2. Millican Dalton’s Cave
The best: tourist attraction
Located on the eastern flanks of Castle Crag in Borrowdale, Millican Dalton’s Cave is a split-level, twin-entranced cavern best known for its eccentric inhabitant. In the 1920s, Millican Dalton – a pioneer of adventure tourism and bona fide free-spirited maverick – lived in his ‘Cave Hotel’ whilst working as an adventure guide. You can still read his enigmatic etching on one of the cave walls (“Don’t waste words, jump to conclusions”) and the cave is now popular as a quirky wild camp spot or shelter for a mid-hike break.
3. Flock In Tearoom, Rosthwaite
The best: café
From coffees, pots of tea and hot chocolates to home-made cakes, delicious ice-creams and crumpets with jam (my favourite), this quaint café in Rosthwaite will refuel you in style, pre or post-hike. But it’s the setting that really sets it apart. Nestled next to a bustling sheep farm in the heart of Borrowdale, the garden-like outdoors seating area oozes charm; and on a sunny day the views across the soaring fells, woodland and fields are quite simply delectable.
4. Fleetwith Pike
The best: mountain
Graceful and poised, with an exquisitely shaped ridge bursting upwards from the shores of Buttermere, Fleetwith Pike is a handsome peak – and its summit might just serve up the best view in all of Lakeland. The panorama across Buttermere and Crummock Water stretching sumptuously into the distance, which Wainwright described as ‘remarkably fine’, will put a smile on your face and a spring in your step. It’s a worthy reward for taking on the leg- burning, lung-heaving ascent (or descent) of Fleetwith Edge.
The best: lake
It’s nigh impossible to choose a ‘best lake’ in the Lake District, but Buttermere has a viable claim to the crown. Everything special about Lakeland is present in Buttermere: serrated skylines of craggy mountains, wobbly drystone walls, still waters, fields of Herdwicks, white-washed cottages and tumbling gills. Fleetwith Pike, Haystacks and the domineering wall of the Buttermere Edge fells take the plaudits – Alfred Wainwright called them mountains of “intimate charm and a romantic atmosphere” – but Buttermere is the sort of place you’ll discover your own favourite, secret spots.
6. Syke Farm campsite, Buttermere
The best: campsite
This is old-school camping – in a good way. You don’t get those clinical rows of numbered pitches or characterless flat fields you see in some campsites. Instead Syke Farm Campsite in Buttermere feels a little like wild camping, with its untamed Lakeland setting of rocky outcrops, tumbling stream and lumpy-bumpy terrain. But don’t worry. There are plenty of flat patches of lush grass amongst the ruggedness to pitch your tent and get some precious shut-eye, and the washing facilities and nearby café are excellent too.

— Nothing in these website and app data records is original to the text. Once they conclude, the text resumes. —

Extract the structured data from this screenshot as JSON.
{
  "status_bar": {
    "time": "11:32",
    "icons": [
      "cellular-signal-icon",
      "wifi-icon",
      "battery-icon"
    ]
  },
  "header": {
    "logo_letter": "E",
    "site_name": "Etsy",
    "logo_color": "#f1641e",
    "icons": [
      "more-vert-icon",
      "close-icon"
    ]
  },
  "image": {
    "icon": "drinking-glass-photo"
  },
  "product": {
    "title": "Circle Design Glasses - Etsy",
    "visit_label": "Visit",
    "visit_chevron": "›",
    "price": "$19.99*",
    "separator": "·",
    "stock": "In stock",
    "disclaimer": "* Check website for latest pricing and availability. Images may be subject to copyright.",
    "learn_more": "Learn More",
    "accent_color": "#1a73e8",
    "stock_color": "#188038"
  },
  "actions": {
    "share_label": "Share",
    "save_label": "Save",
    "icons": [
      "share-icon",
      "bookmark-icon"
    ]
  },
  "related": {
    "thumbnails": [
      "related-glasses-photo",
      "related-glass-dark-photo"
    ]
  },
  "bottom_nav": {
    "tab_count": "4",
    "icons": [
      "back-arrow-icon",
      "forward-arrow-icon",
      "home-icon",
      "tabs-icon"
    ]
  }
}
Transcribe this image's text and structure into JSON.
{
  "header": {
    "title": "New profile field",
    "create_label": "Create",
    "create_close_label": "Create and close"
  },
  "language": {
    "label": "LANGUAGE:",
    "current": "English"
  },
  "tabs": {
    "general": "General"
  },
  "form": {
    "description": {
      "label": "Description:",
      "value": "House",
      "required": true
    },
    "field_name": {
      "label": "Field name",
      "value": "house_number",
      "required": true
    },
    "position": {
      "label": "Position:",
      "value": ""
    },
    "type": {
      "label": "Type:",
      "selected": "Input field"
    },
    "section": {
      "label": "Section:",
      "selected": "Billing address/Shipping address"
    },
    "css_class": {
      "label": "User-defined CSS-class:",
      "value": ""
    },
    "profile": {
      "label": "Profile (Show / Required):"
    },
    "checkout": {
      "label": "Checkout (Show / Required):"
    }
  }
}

7. Kirkstile Inn, Loweswater
The best: pub
Every good walk should end in a good country inn. One of Lakeland’s best is the 17th Century Kirkstile Inn in Loweswater. The sun-drenched beer garden overlooks the dramatic pyramid of Mellbreak’s northern face – a mesmerising profile of the mountain – and is the perfect post-hike spot for supping on a pint of own-brew Loweswater Gold. If the sun isn’t out, simply dive into the cosy interior, snuggle next to an open fire and tuck in to some of the hearty, tasty food on offer (we’d particularly recommend the steak and ale pie or vegan casserole).
The ‘Magnificent Seven’: vital statistics
DISTANCE: 22.5 kilometres / 14 miles
ASCENT: 670 metres / 2200 feet
DURATION: James and his friends walked this route over two days.
Read more about the route and see the full interactive map as a komoot collection here.